The terms “simulation” and “emulation” are often used incorrectly, and I’d like to do my part to set the record straight, because the distinction is an important one.
Simulation is, in the words of the Wikipedia entry for the term, “the imitation of the operation of a real-world process or system over time”. A simulator is a computing device or software program that accomplishes this.
Emulation is the reproduction of the behavior of a computing device or software program by executing its defining code within the context of another device or program. The Wikipedia entry for emulator describes it as “hardware or software or both that duplicates (or emulates) the functions of a first computer system (the guest) in a different second computer system (the host), so that the emulated behavior closely resembles the behavior of the real system”.
When we say we’re going to simulate something, we mean we’re going to imitate the behavior of the original, to whatever level of fidelity is required to accomplish the high-level goals of the simulation. When we say we’re going to emulate something, we mean we’re going to actually execute its code within a larger simulation so that the emulated device or program behaves exactly as it would in a comparable real world scenario.
Only some types of objects can be emulated.
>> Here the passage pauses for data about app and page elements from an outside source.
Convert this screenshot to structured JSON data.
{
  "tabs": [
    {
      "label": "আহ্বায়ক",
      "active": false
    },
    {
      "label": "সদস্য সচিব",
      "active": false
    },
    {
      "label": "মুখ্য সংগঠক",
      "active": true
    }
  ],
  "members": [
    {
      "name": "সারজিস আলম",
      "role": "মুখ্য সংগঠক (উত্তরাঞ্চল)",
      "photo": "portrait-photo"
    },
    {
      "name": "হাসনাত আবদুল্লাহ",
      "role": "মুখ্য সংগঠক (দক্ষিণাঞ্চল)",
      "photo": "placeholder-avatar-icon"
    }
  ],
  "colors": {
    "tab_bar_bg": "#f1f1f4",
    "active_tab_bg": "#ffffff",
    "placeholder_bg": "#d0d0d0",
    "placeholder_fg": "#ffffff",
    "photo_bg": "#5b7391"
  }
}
In order for emulation to be possible, an object has to be either a software program, or a computing device that can be reduced to a software program. We can’t emulate an automobile, since an automobile is a physical object with physical processes. We have to simulate the operation of the engine, the performance of the suspension, how the tires react to road conditions, and so on. But in theory, we could emulate computer-based subsystems on the auto, were doing so desirable.